An important lesson for today, that Connolly draws out in the book, is the common oppression and misery of Catholic and Protestant working people and how this would ultimately lead to common struggle. He points to the development of the Oakboys and Whiteboys in the 18th century where protestant and Catholic peasants began to struggle against landlordism. The ultimate expression of this was to find itself in the rebellion of 1798 led by the United Irishmen, a rebellion that was inspired by the ideals of the French Revolution of 1789. The defeat of the 1798 was followed by an uprising led by Robert Emmet in 1803. Connolly points to the key role played by the working class during the rebellion in places such as the Liberties in Dublin. He contrasts this with the treacherous role played by the capitalist establishment in Ireland in 1798 and quotes United Irishmen leader Henry Joy McCracken who, in the aftermath of the rebellion, wrote “These are the times that try men’s souls – you will, no doubt, hear a great number of stories respecting the situation of this county. Its present unfortunate state is entirely owing to treachery. The rich always betray the poor.” One of those who was to fight in suppressing the rebellion of 1803 was “the great Liberator”, Daniel O’Connell.
In a later chapter, Connolly is scathing in his assessment of O’Connell, clearly illustrating his anti-working class outlook. The latter was to support the reactionary Whig government when he was elected as an MP in the 1830s. He used this position to attack trade unions in Ireland and opposed legislation in 1838 which sought to shorten the hours worked by children. Again, when writing of the 1848 rebellion led by the Young Irelanders, he points to very real limitations of its middle class leadership. At the height of the famine, they refused to link the social struggles of the peasants in with the national struggle. In one instance, one of its leaders, William Smith O’Brien attacked peasants for felling trees in order to build barricades because they had not sought the permission of the landlords. Some of the key themes that Connolly develops in this socialist classic have enormous relevance for today for workers in Ireland and for the working class and oppressed who are seeking to end national oppression throughout the world. Despite all the rhetoric of the Celtic Tiger Irish capitalism has not overcome the historical weakness which Connolly described.

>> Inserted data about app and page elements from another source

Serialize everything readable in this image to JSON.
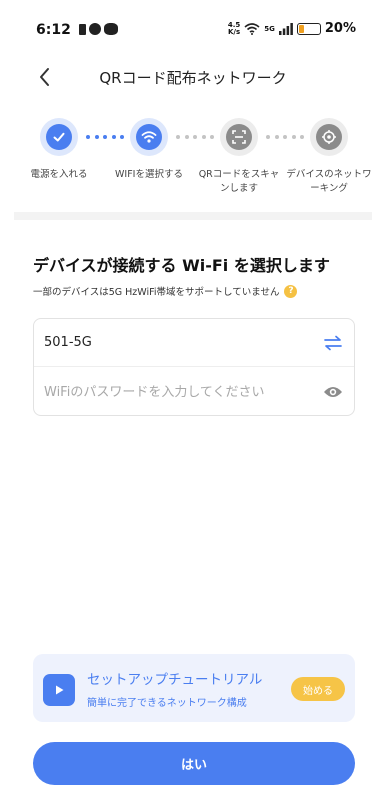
{
  "status_bar": {
    "time": "6:12",
    "speed_value": "4.5",
    "speed_unit": "K/s",
    "network": "5G",
    "battery": "20%"
  },
  "header": {
    "title": "QRコード配布ネットワーク"
  },
  "steps": [
    {
      "label": "電源を入れる",
      "icon": "check-icon",
      "state": "done"
    },
    {
      "label": "WIFIを選択する",
      "icon": "wifi-icon",
      "state": "current"
    },
    {
      "label": "QRコードをスキャンします",
      "icon": "scan-icon",
      "state": "pending"
    },
    {
      "label": "デバイスのネットワーキング",
      "icon": "network-icon",
      "state": "pending"
    }
  ],
  "main": {
    "heading": "デバイスが接続する Wi-Fi を選択します",
    "note": "一部のデバイスは5G HzWiFi帯域をサポートしていません",
    "ssid_value": "501-5G",
    "password_placeholder": "WiFiのパスワードを入力してください"
  },
  "tutorial": {
    "title": "セットアップチュートリアル",
    "subtitle": "簡単に完了できるネットワーク構成",
    "start_label": "始める"
  },
  "confirm_button": {
    "label": "はい"
  },
  "colors": {
    "accent": "#4a7ef0",
    "accent_light": "#dde7fc",
    "tutorial_bg": "#eef2fd",
    "start_button": "#f6c447",
    "inactive": "#8b8b8b"
  }
}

The rise in sectarianism in Northern Ireland shows the failure of the capitalist establishment to resolve the national question. Connolly wrote in Labour in Irish History “revolutions are not the products of our brains, but of ripe material conditions”.

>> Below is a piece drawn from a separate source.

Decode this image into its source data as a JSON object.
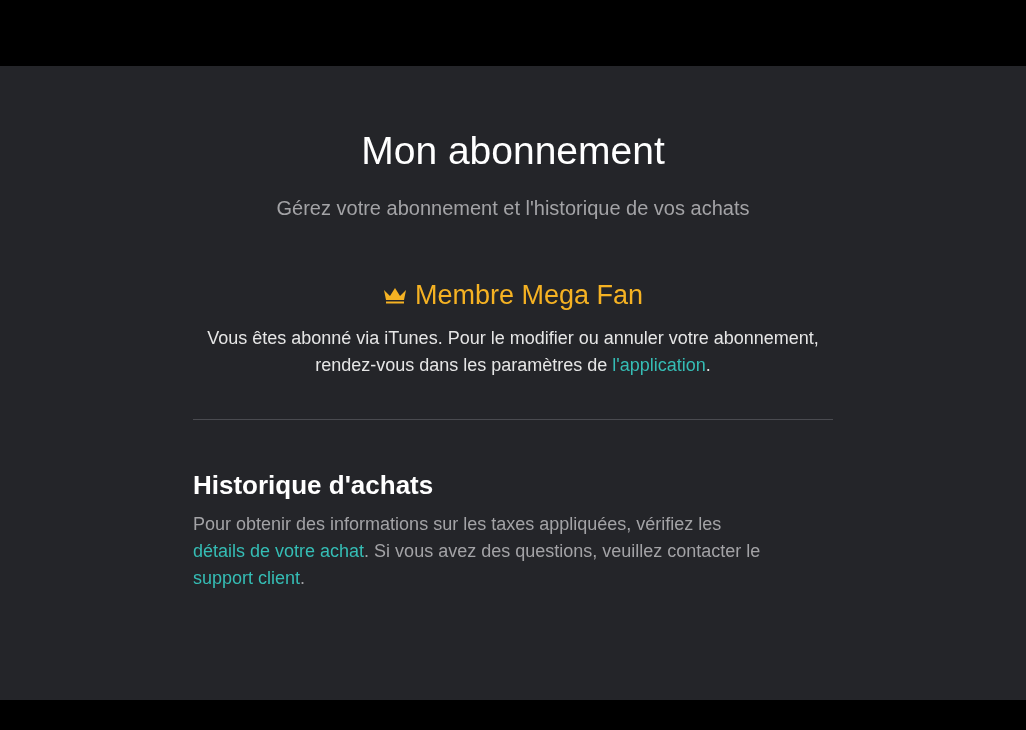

The material conditions created by capitalism on this island will create the basis for the building of a workers movement based on the socialist ideas that Connolly defended throughout his life. Such a movement can end sectarianism, oppression and capitalism in Ireland. This is why the central ideas contained in this book can, and remain, a guide to action for the socialist movement today and why it is such a recommended read.